EXERCISE INSTRUCTIONS: Omit the images, then output each of the records below exactly.

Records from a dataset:
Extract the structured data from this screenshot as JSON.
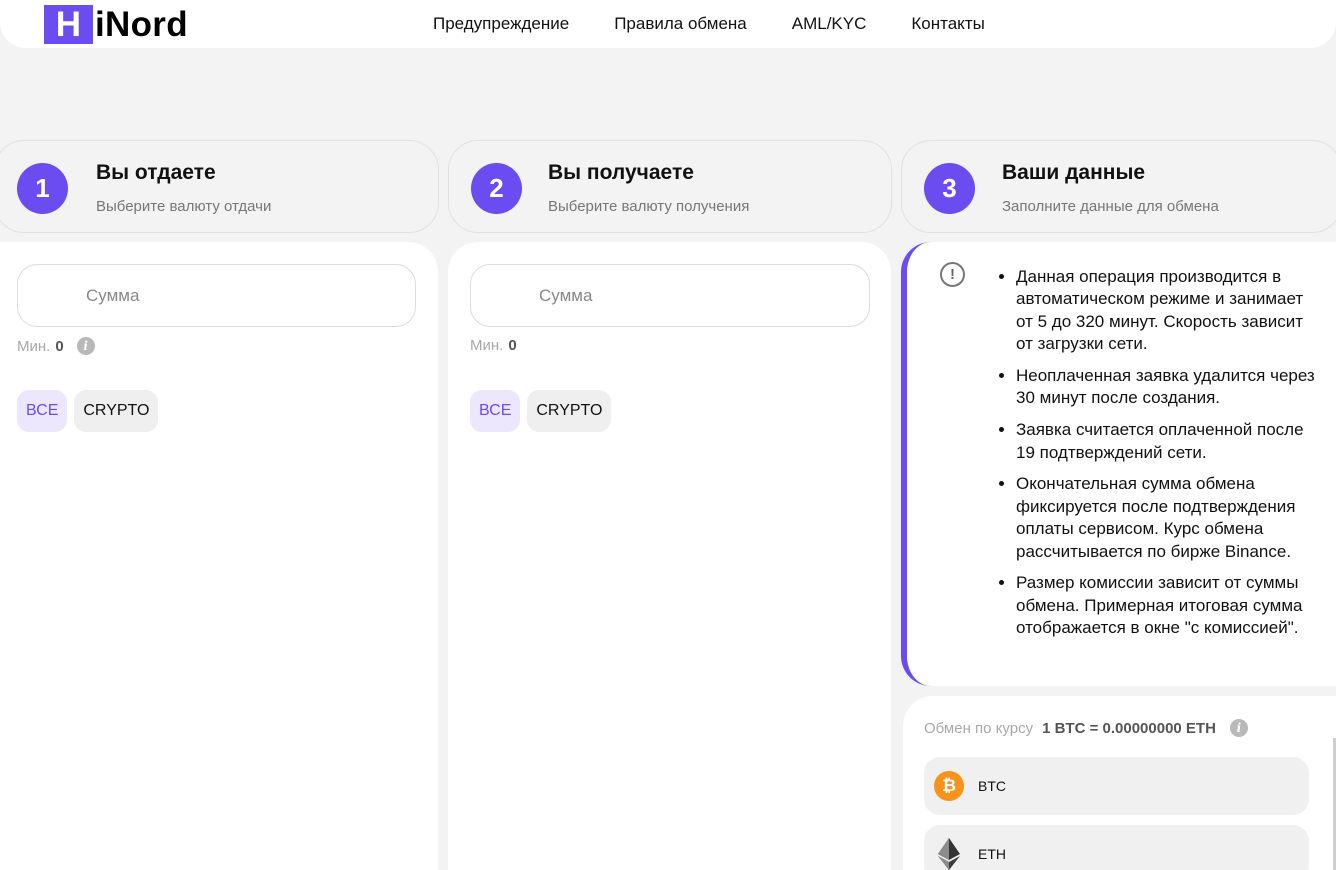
{
  "header": {
    "logo_first": "H",
    "logo_rest": "iNord",
    "nav": [
      "Предупреждение",
      "Правила обмена",
      "AML/KYC",
      "Контакты"
    ]
  },
  "steps": [
    {
      "number": "1",
      "title": "Вы отдаете",
      "subtitle": "Выберите валюту отдачи"
    },
    {
      "number": "2",
      "title": "Вы получаете",
      "subtitle": "Выберите валюту получения"
    },
    {
      "number": "3",
      "title": "Ваши данные",
      "subtitle": "Заполните данные для обмена"
    }
  ],
  "give": {
    "amount_placeholder": "Сумма",
    "min_label": "Мин.",
    "min_value": "0",
    "filters": [
      "ВСЕ",
      "CRYPTO"
    ]
  },
  "receive": {
    "amount_placeholder": "Сумма",
    "min_label": "Мин.",
    "min_value": "0",
    "filters": [
      "ВСЕ",
      "CRYPTO"
    ]
  },
  "notice": {
    "icon": "!",
    "items": [
      "Данная операция производится в автоматическом режиме и занимает от 5 до 320 минут. Скорость зависит от загрузки сети.",
      "Неоплаченная заявка удалится через 30 минут после создания.",
      "Заявка считается оплаченной после 19 подтверждений сети.",
      "Окончательная сумма обмена фиксируется после подтверждения оплаты сервисом. Курс обмена рассчитывается по бирже Binance.",
      "Размер комиссии зависит от суммы обмена. Примерная итоговая сумма отображается в окне \"с комиссией\"."
    ]
  },
  "rate": {
    "label": "Обмен по курсу",
    "value": "1 BTC = 0.00000000 ETH"
  },
  "coins": [
    {
      "name": "BTC",
      "icon": "bitcoin-icon",
      "symbol": "₿"
    },
    {
      "name": "ETH",
      "icon": "ethereum-icon"
    }
  ],
  "colors": {
    "accent": "#6a4cf0",
    "background": "#f3f3f3",
    "bitcoin": "#f7931a"
  }
}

RESULT:
Extract the structured data from this screenshot as JSON.
{
  "header": {
    "logo_first": "H",
    "logo_rest": "iNord",
    "nav": [
      "Предупреждение",
      "Правила обмена",
      "AML/KYC",
      "Контакты"
    ]
  },
  "steps": [
    {
      "number": "1",
      "title": "Вы отдаете",
      "subtitle": "Выберите валюту отдачи"
    },
    {
      "number": "2",
      "title": "Вы получаете",
      "subtitle": "Выберите валюту получения"
    },
    {
      "number": "3",
      "title": "Ваши данные",
      "subtitle": "Заполните данные для обмена"
    }
  ],
  "give": {
    "amount_placeholder": "Сумма",
    "min_label": "Мин.",
    "min_value": "0",
    "filters": [
      "ВСЕ",
      "CRYPTO"
    ]
  },
  "receive": {
    "amount_placeholder": "Сумма",
    "min_label": "Мин.",
    "min_value": "0",
    "filters": [
      "ВСЕ",
      "CRYPTO"
    ]
  },
  "notice": {
    "icon": "!",
    "items": [
      "Данная операция производится в автоматическом режиме и занимает от 5 до 320 минут. Скорость зависит от загрузки сети.",
      "Неоплаченная заявка удалится через 30 минут после создания.",
      "Заявка считается оплаченной после 19 подтверждений сети.",
      "Окончательная сумма обмена фиксируется после подтверждения оплаты сервисом. Курс обмена рассчитывается по бирже Binance.",
      "Размер комиссии зависит от суммы обмена. Примерная итоговая сумма отображается в окне \"с комиссией\"."
    ]
  },
  "rate": {
    "label": "Обмен по курсу",
    "value": "1 BTC = 0.00000000 ETH"
  },
  "coins": [
    {
      "name": "BTC",
      "icon": "bitcoin-icon",
      "symbol": "₿"
    },
    {
      "name": "ETH",
      "icon": "ethereum-icon"
    }
  ],
  "colors": {
    "accent": "#6a4cf0",
    "background": "#f3f3f3",
    "bitcoin": "#f7931a"
  }
}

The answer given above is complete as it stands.